hla-b27 Gene
About This Forum:

Questions in the Genetics Forum are being answered by medical professionals and experts. This forum is for questions and support regarding a person’s predisposition to a variety of medical conditions such as Ashkenazi Jewish Diseases, Bleeding Disorders, Blood Clotting Disorders, Cancer Genetics and Hereditary Cancer Syndromes, Chromosome Abnormalities, Congenital Birth Defects, Cystic Fibrosis, Family History, Fragile X Syndrome, Infertility, Newborn Screening, Rare Genetic Disorders, Prenatal Screening and Testing.

Font Size:
A
A
A
Background:
Blank
Blank
Blank
This expert forum is not accepting new questions. Please post your question in one of our medical support communities.
Blank Blank

hla-b27 Gene
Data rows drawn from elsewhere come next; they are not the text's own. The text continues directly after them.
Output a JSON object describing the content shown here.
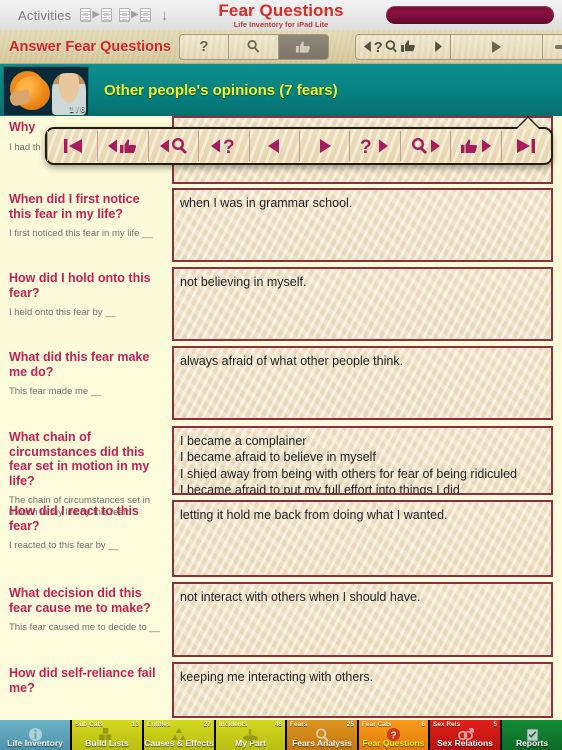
{
  "statusbar": {
    "activities_label": "Activities",
    "icons": [
      "doc-transfer-icon",
      "doc-transfer-icon",
      "download-arrow-icon"
    ]
  },
  "header": {
    "app_title": "Fear Questions",
    "app_subtitle": "Life Inventory for iPad Lite",
    "progress_pill": "progress-pill"
  },
  "toolbar": {
    "title": "Answer Fear Questions",
    "buttons": [
      {
        "name": "help-button",
        "glyph": "question-mark-icon",
        "active": false
      },
      {
        "name": "search-button",
        "glyph": "magnifier-icon",
        "active": false
      },
      {
        "name": "thumbs-up-button",
        "glyph": "thumbs-up-icon",
        "active": true
      },
      {
        "name": "nav-group-button",
        "glyph": "nav-cluster-icon",
        "active": false
      },
      {
        "name": "play-next-button",
        "glyph": "play-icon",
        "active": false
      },
      {
        "name": "tool-button",
        "glyph": "mallet-icon",
        "active": false
      }
    ]
  },
  "category": {
    "title": "Other people's opinions (7 fears)",
    "thumb_counter": "1 / 6",
    "thumb_name": "fear-category-photo"
  },
  "popover": {
    "buttons": [
      {
        "name": "first-record-button",
        "glyph": "skip-back-icon"
      },
      {
        "name": "prev-answered-button",
        "glyph": "back-thumb-icon"
      },
      {
        "name": "prev-search-button",
        "glyph": "back-magnifier-icon"
      },
      {
        "name": "prev-question-button",
        "glyph": "back-question-icon"
      },
      {
        "name": "previous-button",
        "glyph": "triangle-left-icon"
      },
      {
        "name": "next-button",
        "glyph": "triangle-right-icon"
      },
      {
        "name": "next-question-button",
        "glyph": "question-forward-icon"
      },
      {
        "name": "next-search-button",
        "glyph": "magnifier-forward-icon"
      },
      {
        "name": "next-answered-button",
        "glyph": "thumb-forward-icon"
      },
      {
        "name": "last-record-button",
        "glyph": "skip-forward-icon"
      }
    ]
  },
  "questions": [
    {
      "title": "Why",
      "hint": "I had th",
      "answer": ""
    },
    {
      "title": "When did I first notice this fear in my life?",
      "hint": "I first noticed this fear in my life __",
      "answer": "when I was in grammar school."
    },
    {
      "title": "How did I hold onto this fear?",
      "hint": "I held onto this fear by __",
      "answer": "not believing in myself."
    },
    {
      "title": "What did this fear make me do?",
      "hint": "This fear made me __",
      "answer": "always afraid of what other people think."
    },
    {
      "title": "What chain of circumstances did this fear set in motion in my life?",
      "hint": "The chain of circumstances set in motion in my life by this fear:",
      "answer": "I became a complainer\nI became afraid to believe in myself\nI shied away from being with others for fear of being ridiculed\nI became afraid to put my full effort into things I did"
    },
    {
      "title": "How did I react to this fear?",
      "hint": "I reacted to this fear by __",
      "answer": "letting it hold me back from doing what I wanted."
    },
    {
      "title": "What decision did this fear cause me to make?",
      "hint": "This fear caused me to decide to __",
      "answer": "not interact with others when I should have."
    },
    {
      "title": "How did self-reliance fail me?",
      "hint": "",
      "answer": "keeping me interacting with others."
    }
  ],
  "tabbar": [
    {
      "label": "Life Inventory",
      "badge_label": "",
      "count": "",
      "color": "#5ba3bc",
      "glyph": "info-icon",
      "selected": false
    },
    {
      "label": "Build Lists",
      "badge_label": "Sub Cats",
      "count": "13",
      "color": "#c9cf18",
      "glyph": "blocks-icon",
      "selected": false
    },
    {
      "label": "Causes & Effects",
      "badge_label": "Entities",
      "count": "27",
      "color": "#c9cf18",
      "glyph": "recycle-icon",
      "selected": false
    },
    {
      "label": "My Part",
      "badge_label": "Incidents",
      "count": "48",
      "color": "#c9cf18",
      "glyph": "anvil-icon",
      "selected": false
    },
    {
      "label": "Fears Analysis",
      "badge_label": "Fears",
      "count": "25",
      "color": "#d8891a",
      "glyph": "magnifier-icon",
      "selected": false
    },
    {
      "label": "Fear Questions",
      "badge_label": "Fear Cats",
      "count": "6",
      "color": "#f08a14",
      "glyph": "question-badge-icon",
      "selected": true
    },
    {
      "label": "Sex Relations",
      "badge_label": "Sex Rels",
      "count": "5",
      "color": "#d41a14",
      "glyph": "gender-icon",
      "selected": false
    },
    {
      "label": "Reports",
      "badge_label": "",
      "count": "",
      "color": "#117a2e",
      "glyph": "clipboard-icon",
      "selected": false
    }
  ],
  "colors": {
    "accent_red": "#d6231f",
    "question_pink": "#c51f54",
    "teal": "#07807f",
    "maroon": "#8c3040"
  }
}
Hello, I have the Hla-B27 gene and had Iritis and Ankleosingspondalitis (I think thats how you spell it) 8 years ago. AK went into remission 1 year ago. I got Vitiligo on my back and side 2 years ago. The question here is would Anxiety have anything to do with the gene or problems I have? I have to be on Zanax (small amounts) and Lexapro to keep my panic attacks from happening. Not a lot of stress in my life? My belirubin cound came back a little high and the doctor says I have gilberts disease. Whats next? Does anyone have simular problems and does it all have to do with the gene?
Related Discussions
264002_tn?1193282555
It sounds like you have lots going on, and it is natural to want to find out if the various problems that you are experiencing have a common cause.  I could not find any reports of the HLA-B27 allele associated with increased anxiety or Gilbert’s disease.  As you know, the HLA – B27 allele causes an increased risk to develop ankylosing spondylitis, a form of chronic inflammation of the spine and of particular joints in the spine.  As you mentioned, it can also cause problems with the eyes called Iritis.   In addition to HLA-B27, there are most likely other genetic and environmental factors associated with this condition.  

Gilbert’s syndrome is generally considered to be autosomal recessive.  Gilbert’s syndrome has been described as benign and does not require treatment or long-term medical attention.   As you have explained, it causes a mild increase in bilirubin.  The reason that the diagnosis may be important is because the increased bilirubin may be mistaken for a sign of liver disease.  Gilbert syndrome is characterized by normal liver function tests, normal liver histology, a delay in clearing bilirubin from the blood, and mild jaundice that can be variable.    
Blank
Continue discussion Blank
MedHelp Health Answers
Blank
Weight Tracker
Weight Tracker
Start Tracking Now
RSS Expert Activity
242532_tn?1269553979
Blank
Emotional Eating: What Your Closet ...
Jul 09 by Roger Gould, M.D.Blank
242532_tn?1269553979
Blank
This is Driving Your Emotional Eati...
Jul 02 by Roger Gould, M.D.Blank
5856747_tn?1403352282
Blank
Sleep Apnoea
Jun 28 by Andrew John Rynne, MDBlank